## TASK OBJECTIVE:
Only lines holding the word "الفارغة" are wanted from the records; copy all of them.

(Records from a data collection)
<<<<
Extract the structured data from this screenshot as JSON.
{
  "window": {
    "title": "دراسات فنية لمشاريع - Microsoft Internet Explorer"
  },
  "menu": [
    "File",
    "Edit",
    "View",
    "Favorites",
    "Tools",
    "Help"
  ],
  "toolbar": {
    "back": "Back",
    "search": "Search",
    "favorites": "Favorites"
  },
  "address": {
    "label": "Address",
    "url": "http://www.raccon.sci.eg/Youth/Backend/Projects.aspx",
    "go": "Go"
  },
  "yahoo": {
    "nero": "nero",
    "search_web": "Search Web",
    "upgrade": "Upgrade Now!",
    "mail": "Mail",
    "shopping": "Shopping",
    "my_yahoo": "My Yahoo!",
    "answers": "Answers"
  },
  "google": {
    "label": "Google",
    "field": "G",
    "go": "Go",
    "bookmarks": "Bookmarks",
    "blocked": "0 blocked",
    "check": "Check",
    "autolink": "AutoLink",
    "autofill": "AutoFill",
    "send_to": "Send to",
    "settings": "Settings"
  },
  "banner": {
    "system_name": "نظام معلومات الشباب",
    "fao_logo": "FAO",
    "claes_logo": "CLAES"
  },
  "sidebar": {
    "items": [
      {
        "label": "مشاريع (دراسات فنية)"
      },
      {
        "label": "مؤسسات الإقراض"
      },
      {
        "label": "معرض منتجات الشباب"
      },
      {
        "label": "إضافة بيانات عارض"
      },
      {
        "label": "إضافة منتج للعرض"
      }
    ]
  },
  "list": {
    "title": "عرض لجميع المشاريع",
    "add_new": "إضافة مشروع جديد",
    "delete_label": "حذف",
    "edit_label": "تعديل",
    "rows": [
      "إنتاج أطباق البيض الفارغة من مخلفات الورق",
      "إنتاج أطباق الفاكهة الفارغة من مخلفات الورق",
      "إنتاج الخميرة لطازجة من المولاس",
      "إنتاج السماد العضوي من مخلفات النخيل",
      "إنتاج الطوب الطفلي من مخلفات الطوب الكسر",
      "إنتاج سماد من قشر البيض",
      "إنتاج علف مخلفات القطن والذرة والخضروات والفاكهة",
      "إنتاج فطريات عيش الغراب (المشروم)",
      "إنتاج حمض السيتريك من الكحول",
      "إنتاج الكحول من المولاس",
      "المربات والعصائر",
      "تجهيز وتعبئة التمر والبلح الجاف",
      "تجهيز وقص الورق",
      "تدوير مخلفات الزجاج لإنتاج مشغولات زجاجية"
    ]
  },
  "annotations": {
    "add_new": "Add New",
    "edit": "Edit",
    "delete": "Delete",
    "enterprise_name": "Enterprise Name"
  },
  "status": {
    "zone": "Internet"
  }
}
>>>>
## EXPECTED OUTPUT:
      "إنتاج أطباق البيض الفارغة من مخلفات الورق",
      "إنتاج أطباق الفاكهة الفارغة من مخلفات الورق",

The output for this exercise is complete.